Section 5 of the Act outlines the procedures for assessing and satisfying a civil penalty under the Act. Section 6, among other things, vests the municipal court with the jurisdiction to adjudicate civil violations under the Act. Section 7 provides the right of appeal to the trial


court for a trial de novo. Section 10 provides, in pertinent part, that "[n]o person may be arrested or incarcerated for nonpayment of a civil fine or late fee." Section 13 provides, in pertinent part, that "[n]o civil penalty may be imposed and no adjudication of liability for a civil violation may [be] made under this act if the operator of the vehicle was arrested or was issued a citation and notice to appear by a sworn police officer for a criminal violation of any portion of Article II, Chapter 5A, Title 32 .... "

B. Section 105

Glass contends that the general laws provide for the conduct at issue in this case -- running a red light -- and that the Act consequently violates § 105 by addressing a "case" that is already provided for by the general laws. Section 105 provides:

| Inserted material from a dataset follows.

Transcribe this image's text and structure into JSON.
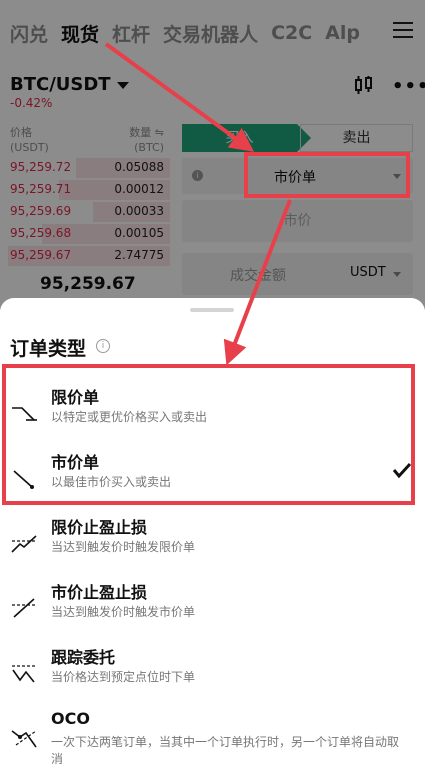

"No special, private, or local law, except a law fixing the time of holding courts, shall be enacted in any case which is provided for by a general law, or when the relief sought can be given by any court of this state; and the courts, and not the legislature, shall judge as to whether the matter of said law is provided for by a general law, and as to whether the relief sought can be given by any court; nor shall the legislature indirectly enact any such special, private, or local law by the partial repeal of a general law."

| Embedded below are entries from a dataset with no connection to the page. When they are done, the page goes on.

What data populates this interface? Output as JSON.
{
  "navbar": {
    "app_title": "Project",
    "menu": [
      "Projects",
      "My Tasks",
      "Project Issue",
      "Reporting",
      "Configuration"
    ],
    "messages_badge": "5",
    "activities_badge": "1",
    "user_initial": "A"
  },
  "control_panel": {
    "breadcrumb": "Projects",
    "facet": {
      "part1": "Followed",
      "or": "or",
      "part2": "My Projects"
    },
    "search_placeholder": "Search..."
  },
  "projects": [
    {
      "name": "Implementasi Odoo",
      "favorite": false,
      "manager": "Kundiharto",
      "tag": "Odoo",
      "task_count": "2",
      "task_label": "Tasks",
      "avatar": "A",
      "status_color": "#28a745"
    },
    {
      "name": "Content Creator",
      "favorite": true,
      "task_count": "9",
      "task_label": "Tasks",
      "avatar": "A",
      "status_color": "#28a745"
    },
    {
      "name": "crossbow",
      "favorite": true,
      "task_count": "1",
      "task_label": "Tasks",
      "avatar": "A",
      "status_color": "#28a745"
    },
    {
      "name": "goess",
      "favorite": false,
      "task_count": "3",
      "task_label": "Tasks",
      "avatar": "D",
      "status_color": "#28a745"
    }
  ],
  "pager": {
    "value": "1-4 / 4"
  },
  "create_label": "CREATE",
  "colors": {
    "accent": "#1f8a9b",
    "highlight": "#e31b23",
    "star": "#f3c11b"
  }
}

(Emphasis added.) The general laws implicated in this case include


various provisions of Alabama's motor-vehicle and traffic code, Title 32 of the Alabama Code of 1975. The ARRA, a part of the motor-vehicle and traffic code, broadly governs the operation of vehicles on Alabama roadways. Section 32-5A-31, Ala. Code 1975, addresses traffic-signal enforcement and provides, in pertinent part:

"(a) The driver of any vehicle shall obey the instructions of any official traffic-control device applicable thereto placed in

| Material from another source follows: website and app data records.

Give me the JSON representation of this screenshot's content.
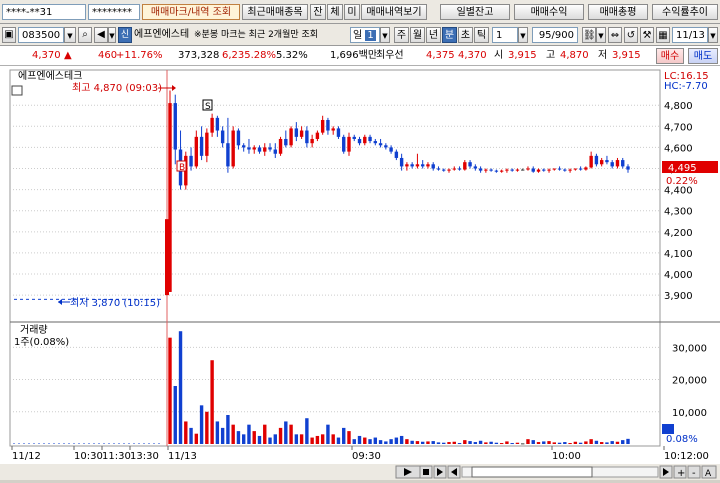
{
  "toolbar1": {
    "account_field": "****-**31",
    "password_field": "********",
    "buttons": [
      "매매마크/내역 조회",
      "최근매매종목",
      "잔",
      "체",
      "미",
      "매매내역보기"
    ],
    "right_buttons": [
      "일별잔고",
      "매매수익",
      "매매총평",
      "수익률추이"
    ]
  },
  "toolbar2": {
    "stock_code": "083500",
    "stock_name": "에프엔에스테",
    "notice": "※분봉 마크는 최근 2개월만 조회",
    "period_selected": "일",
    "period_num": "1",
    "periods": [
      "주",
      "월",
      "년",
      "분",
      "초",
      "틱"
    ],
    "interval": "1",
    "count": "95/900",
    "date": "11/13"
  },
  "quote": {
    "price": "4,370",
    "arrow": "▲",
    "change": "460",
    "change_pct": "+11.76%",
    "volume": "373,328",
    "volume_pct": "6,235.28%",
    "turnover": "5.32%",
    "amount": "1,696백만",
    "best_ask_label": "최우선",
    "best_ask": "4,375",
    "best_bid": "4,370",
    "open_label": "시",
    "open": "3,915",
    "high_label": "고",
    "high": "4,870",
    "low_label": "저",
    "low": "3,915",
    "buy_button": "매수",
    "sell_button": "매도"
  },
  "chart": {
    "title": "에프엔에스테크",
    "lc_label": "LC:16.15",
    "hc_label": "HC:-7.70",
    "high_annotation": "최고 4,870 (09:03)",
    "low_annotation": "최저 3,870 (10:15)",
    "current_price_tag": "4,495",
    "current_pct_tag": "0.22%",
    "volume_title": "거래량",
    "volume_sub": "1주(0.08%)",
    "volume_pct_tag": "0.08%",
    "sell_marker": "S",
    "buy_marker": "B",
    "colors": {
      "up": "#e00000",
      "down": "#1040d0",
      "flat": "#404040"
    }
  },
  "chart_data": {
    "type": "candlestick",
    "price_axis": {
      "ticks": [
        3900,
        4000,
        4100,
        4200,
        4300,
        4400,
        4500,
        4600,
        4700,
        4800
      ],
      "labels": [
        "3,900",
        "4,000",
        "4,100",
        "4,200",
        "4,300",
        "4,400",
        "4,500",
        "4,600",
        "4,700",
        "4,800"
      ],
      "range": [
        3820,
        4910
      ]
    },
    "volume_axis": {
      "ticks": [
        10000,
        20000,
        30000
      ],
      "labels": [
        "10,000",
        "20,000",
        "30,000"
      ],
      "range": [
        0,
        36000
      ]
    },
    "x_labels": [
      "11/12",
      "10:30",
      "11:30",
      "13:30",
      "11/13",
      "09:30",
      "10:00",
      "10:12:00"
    ],
    "prev_day_flat_price": 3880,
    "candles": [
      [
        3915,
        4870,
        3915,
        4810,
        33000
      ],
      [
        4810,
        4850,
        4520,
        4590,
        18000
      ],
      [
        4590,
        4680,
        4400,
        4420,
        35000
      ],
      [
        4420,
        4580,
        4400,
        4560,
        7000
      ],
      [
        4560,
        4600,
        4490,
        4510,
        5000
      ],
      [
        4510,
        4680,
        4500,
        4650,
        3200
      ],
      [
        4650,
        4700,
        4540,
        4560,
        12000
      ],
      [
        4560,
        4690,
        4530,
        4670,
        10000
      ],
      [
        4670,
        4760,
        4650,
        4740,
        26000
      ],
      [
        4740,
        4750,
        4650,
        4680,
        7000
      ],
      [
        4680,
        4700,
        4600,
        4620,
        5000
      ],
      [
        4620,
        4740,
        4480,
        4510,
        9000
      ],
      [
        4510,
        4700,
        4500,
        4680,
        6000
      ],
      [
        4680,
        4690,
        4590,
        4610,
        4000
      ],
      [
        4610,
        4620,
        4580,
        4600,
        3000
      ],
      [
        4600,
        4640,
        4570,
        4590,
        6000
      ],
      [
        4590,
        4610,
        4570,
        4600,
        4000
      ],
      [
        4600,
        4610,
        4570,
        4580,
        2500
      ],
      [
        4580,
        4620,
        4560,
        4600,
        6000
      ],
      [
        4600,
        4620,
        4580,
        4590,
        2000
      ],
      [
        4590,
        4620,
        4550,
        4570,
        3000
      ],
      [
        4570,
        4650,
        4560,
        4640,
        5000
      ],
      [
        4640,
        4680,
        4600,
        4610,
        7000
      ],
      [
        4610,
        4700,
        4600,
        4690,
        6000
      ],
      [
        4690,
        4720,
        4630,
        4650,
        3000
      ],
      [
        4650,
        4700,
        4640,
        4680,
        3000
      ],
      [
        4680,
        4700,
        4600,
        4620,
        8000
      ],
      [
        4620,
        4660,
        4600,
        4640,
        2000
      ],
      [
        4640,
        4680,
        4630,
        4670,
        2500
      ],
      [
        4670,
        4750,
        4660,
        4730,
        3000
      ],
      [
        4730,
        4740,
        4660,
        4680,
        6000
      ],
      [
        4680,
        4700,
        4660,
        4690,
        3000
      ],
      [
        4690,
        4700,
        4640,
        4650,
        2000
      ],
      [
        4650,
        4660,
        4570,
        4580,
        5000
      ],
      [
        4580,
        4670,
        4560,
        4650,
        4000
      ],
      [
        4650,
        4660,
        4630,
        4640,
        1500
      ],
      [
        4640,
        4650,
        4610,
        4620,
        2500
      ],
      [
        4620,
        4660,
        4610,
        4650,
        2000
      ],
      [
        4650,
        4660,
        4620,
        4630,
        1500
      ],
      [
        4630,
        4640,
        4610,
        4620,
        2000
      ],
      [
        4620,
        4640,
        4600,
        4610,
        1200
      ],
      [
        4610,
        4620,
        4590,
        4600,
        800
      ],
      [
        4600,
        4610,
        4570,
        4580,
        1500
      ],
      [
        4580,
        4590,
        4540,
        4550,
        2000
      ],
      [
        4550,
        4570,
        4490,
        4510,
        2500
      ],
      [
        4510,
        4530,
        4490,
        4520,
        1500
      ],
      [
        4520,
        4530,
        4500,
        4510,
        1000
      ],
      [
        4510,
        4570,
        4500,
        4520,
        900
      ],
      [
        4520,
        4540,
        4500,
        4510,
        700
      ],
      [
        4510,
        4530,
        4500,
        4520,
        800
      ],
      [
        4520,
        4530,
        4490,
        4500,
        900
      ],
      [
        4500,
        4510,
        4490,
        4495,
        500
      ],
      [
        4495,
        4500,
        4485,
        4490,
        400
      ],
      [
        4490,
        4500,
        4480,
        4495,
        600
      ],
      [
        4495,
        4510,
        4490,
        4500,
        700
      ],
      [
        4500,
        4510,
        4490,
        4495,
        300
      ],
      [
        4495,
        4540,
        4490,
        4530,
        1200
      ],
      [
        4530,
        4540,
        4500,
        4510,
        900
      ],
      [
        4510,
        4520,
        4490,
        4500,
        600
      ],
      [
        4500,
        4510,
        4480,
        4490,
        1000
      ],
      [
        4490,
        4500,
        4480,
        4495,
        500
      ],
      [
        4495,
        4500,
        4485,
        4490,
        700
      ],
      [
        4490,
        4495,
        4480,
        4485,
        400
      ],
      [
        4485,
        4495,
        4480,
        4490,
        300
      ],
      [
        4490,
        4500,
        4480,
        4495,
        800
      ],
      [
        4495,
        4500,
        4485,
        4490,
        300
      ],
      [
        4490,
        4500,
        4485,
        4495,
        400
      ],
      [
        4495,
        4500,
        4490,
        4495,
        200
      ],
      [
        4495,
        4510,
        4490,
        4500,
        1500
      ],
      [
        4500,
        4510,
        4480,
        4485,
        1200
      ],
      [
        4485,
        4500,
        4480,
        4495,
        600
      ],
      [
        4495,
        4500,
        4485,
        4490,
        800
      ],
      [
        4490,
        4500,
        4480,
        4495,
        900
      ],
      [
        4495,
        4500,
        4490,
        4500,
        500
      ],
      [
        4500,
        4510,
        4490,
        4495,
        400
      ],
      [
        4495,
        4500,
        4485,
        4490,
        600
      ],
      [
        4490,
        4500,
        4480,
        4495,
        300
      ],
      [
        4495,
        4500,
        4490,
        4500,
        700
      ],
      [
        4500,
        4510,
        4490,
        4495,
        400
      ],
      [
        4495,
        4510,
        4490,
        4505,
        800
      ],
      [
        4505,
        4580,
        4500,
        4560,
        1500
      ],
      [
        4560,
        4570,
        4510,
        4520,
        1000
      ],
      [
        4520,
        4550,
        4510,
        4540,
        600
      ],
      [
        4540,
        4560,
        4520,
        4530,
        500
      ],
      [
        4530,
        4540,
        4500,
        4510,
        900
      ],
      [
        4510,
        4550,
        4500,
        4540,
        700
      ],
      [
        4540,
        4550,
        4500,
        4510,
        1200
      ],
      [
        4510,
        4520,
        4480,
        4495,
        1600
      ]
    ]
  }
}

To continue reading

Request your trial

VLEX uses login cookies to provide you with a better browsing experience. If you click on 'Accept' or continue browsing this site we consider that you accept our cookie policy. ACCEPT